WASHINGTONâ€”Alphonso Williams had a drug addiction and was homeless for nearly 25 years. Now Williams works as a homeless advocate for Housing for New Hope in Durham.
â€œYou canâ€™t change a person but you can change their surroundings so they can allow themselves to change,â€ he said.
Williams lived in New Hopeâ€™s Phoenix House, a transitional home for men, and said a family-like atmosphere helped him build the self-confidence he needed to find a job and change his life.
â€œA job helps build self-esteem and you feel like you can take care of yourself,â€ he said.
Williams, now a homeowner, came to Washington as a living demonstration that substance abuse and mental heath care services can help the homeless get their lives back on track.
In Washington Tuesday, the Senate Health, Education, Labor and Pensions Committee continued hearings for the nationâ€™s substance abuse and mental health care delivery system.
Terry Allebaugh, executive director of the Housing for New Hope, said there are nearly 540 homeless people in Durham, 11,165 in North Carolina and more than 744,000 across the country. He said between 15 and 20 percent of the homeless population in Durham are veterans.
â€œNobody at any time chooses to be homeless,â€ he said. â€œPiecemeal services, congregate shelters and spare change do not lead to transformative systems of areâ€¦ They need real homes where they are leaseholders with rights and responsibilities. They need real change, not spare change.â€
Allebaugh said 23 percent of the homeless population are chronically homeless, meaning they have lived on the streets with disabling conditions for long periods of times.
â€œThey are there because they are poor and lack access to needed health care systems and affordable housing and services,â€ he said.
Sen. Mike Enzi, R-Wyo., said todayâ€™s system of mental health, substance abuse and homelessness services are â€œfragmented and disconnectedâ€ because of a number of policy changes throughout the years.

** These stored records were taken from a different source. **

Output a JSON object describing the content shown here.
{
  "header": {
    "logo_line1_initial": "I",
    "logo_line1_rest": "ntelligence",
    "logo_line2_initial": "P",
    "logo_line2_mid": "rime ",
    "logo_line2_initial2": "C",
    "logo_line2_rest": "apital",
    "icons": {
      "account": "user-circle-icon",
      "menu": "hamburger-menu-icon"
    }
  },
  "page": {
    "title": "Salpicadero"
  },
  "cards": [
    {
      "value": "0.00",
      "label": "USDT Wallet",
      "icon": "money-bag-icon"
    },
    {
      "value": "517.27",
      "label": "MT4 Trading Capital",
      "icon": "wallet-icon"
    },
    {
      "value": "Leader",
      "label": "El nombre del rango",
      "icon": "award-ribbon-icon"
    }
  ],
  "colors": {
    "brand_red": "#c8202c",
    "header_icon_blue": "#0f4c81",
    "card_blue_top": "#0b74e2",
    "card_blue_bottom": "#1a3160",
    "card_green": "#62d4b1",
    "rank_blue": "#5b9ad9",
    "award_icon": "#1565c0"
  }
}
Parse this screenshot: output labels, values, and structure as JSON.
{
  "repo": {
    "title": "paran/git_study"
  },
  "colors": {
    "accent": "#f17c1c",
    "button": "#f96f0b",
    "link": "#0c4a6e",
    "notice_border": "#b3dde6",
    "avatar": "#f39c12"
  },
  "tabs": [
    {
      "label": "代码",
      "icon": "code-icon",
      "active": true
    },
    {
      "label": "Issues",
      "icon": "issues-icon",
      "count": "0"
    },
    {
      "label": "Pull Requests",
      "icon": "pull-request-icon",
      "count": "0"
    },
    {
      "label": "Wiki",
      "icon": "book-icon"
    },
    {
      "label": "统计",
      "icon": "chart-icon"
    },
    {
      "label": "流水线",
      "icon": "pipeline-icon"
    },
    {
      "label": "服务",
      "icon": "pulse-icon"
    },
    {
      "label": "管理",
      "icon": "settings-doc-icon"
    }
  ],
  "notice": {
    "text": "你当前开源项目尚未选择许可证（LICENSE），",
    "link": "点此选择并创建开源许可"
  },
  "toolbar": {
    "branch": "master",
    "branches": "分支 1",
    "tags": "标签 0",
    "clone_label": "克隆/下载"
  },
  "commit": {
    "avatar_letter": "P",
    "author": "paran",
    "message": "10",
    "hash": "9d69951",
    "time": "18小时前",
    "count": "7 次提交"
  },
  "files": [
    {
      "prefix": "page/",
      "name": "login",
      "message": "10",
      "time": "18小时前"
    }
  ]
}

â€œThe solutions for treating and preventing mental health issues, substance abuse and homelessness lie within the states, communities and individuals who see first hand, everyday, the destruction and challenges these issues can cause,â€ he said.
Sen. Richard Burr, R-N.C., said itâ€™s apparent that every state and region has unique issues with substance abuse and mental health problems.
â€œThe objective is how do we help as many people and how do we keep them as part of the community and more importantly productive parts of the community,â€ he said. â€œWe do that with the real understanding that we have challenges.â€